- In Africa, lack of relevant technology and infrastructure means that no reliable data yet exists on the levels of greenhouse gas emissions generated by the continent’s livestock in the form of methane and nitrous oxide. Consequently, estimates of agricultural greenhouse gas emissions based mainly on research from industrialized nations are being assigned to African countries, obscuring the real situation and hampering efforts to determine emission hotspots and actions with greatest potential to mitigate the continent’s emissions.
- African governments lack the information they need to develop legislation to reduce their greenhouse gas emissions.
- Given that 70% of Africa’s people still farm for a living, it is critical that such legislation include policies that help resource-poor farmers decrease the environmental footprint of their small-scale livestock production systems while at the same time increasing their livestock and whole-farm production efficiencies, thereby improving their livelihoods.
- Until now there has been little incentive for Africa’s farmers or governments to reduce the environmental footprint of their smallholder agricultural practices, but this is changing.
- Agricultural and climate change experts in industrialized countries are beginning to appreciate both the threat and the opportunities presented by Africa’s fast-growing human and livestock populations and agricultural sectors. Entities such as the Green Climate Fund, founded to distribute money from developed to developing countries, are now seeking to engage African policymakers in supporting climate change mitigation and adaptation policies and practices.

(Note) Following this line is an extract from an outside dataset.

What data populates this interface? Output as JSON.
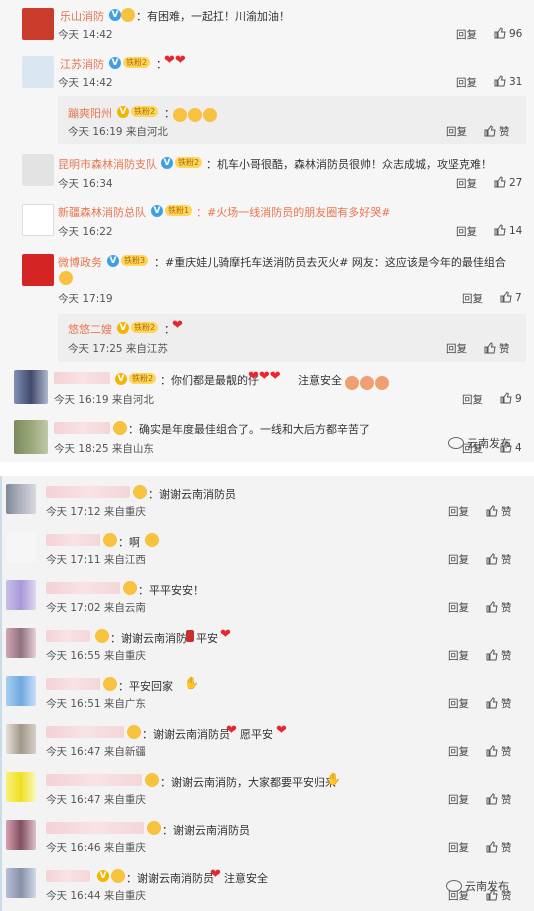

- Improving agricultural productivity, particularly in the livestock sector, and halting or reversing land degradation, which releases soil carbon into the atmosphere are two major ways to significantly decrease Africa’s greenhouse gas emissions per unit of agricultural and livestock product.
- Both of these agricultural and land use strategies, which are urgently needed to feed Africa’s growing human population, particularly its exploding demand for milk, meat and eggs, are hampered by a dearth of relevant and reliable information.
- The Mazingira Centre, which was established by ILRI in 2014, is located at its headquarters in Nairobi, Kenya, and staffed by scientists and technicians from ILRI. The centre promises a step change in Africa’s environmental research infrastructure and capacity.
Staff at Mazingira Centre and its partners are establishing:
- The first accurate and verifiable greenhouse gas emission levels generated by crop and livestock production practices and land-use changes in Africa;
- Robust frameworks for assessing the socio-economic impacts of environmental degradation on the continent;
- New means of monitoring African land degradation, soil fertility, soil erosion and hydrology at farm to landscape scales; and
- Experimental programs, building on ILRI’s long-standing feed and forage expertise, to develop ruminant feeding regimes that improve animal production while decreasing greenhouse gas emissions per unit of milk or meat.
The Mazingira Centre and its partners will deliver:
- Improved agricultural production pathways that reduce the environmental footprint of smallholder systems; and
- Implementation strategies designed to suit landscape to regional programs.
- Since climate change and its associated global warming represent some of the greatest threats faced by Africa’s millions of small-scale farmers, investments in the Mazingira Centre, detailed below, have been substantial.
- State-of-the-art equipment
- Laser spectroscopy and gas chromatography instruments.
- Livestock respiration chambers.
- Micrometeorological instrumentation.
- Automated soils emissions chambers.
- Highly skilled and dedicated scientists
- Unique, multinational, cross-disciplinary teams.
- Leading specialists in diverse fields: e.g. soils, agroforestry, biogeochemistry, socio-economics, ruminant physiology and animal production.
- A capacity development focus
- Drawing MSc and PhD students from across Africa.
- Training local technicians.
- Mentoring Africa’s future environmental and agricultural production scientists through sabbaticals and workshops.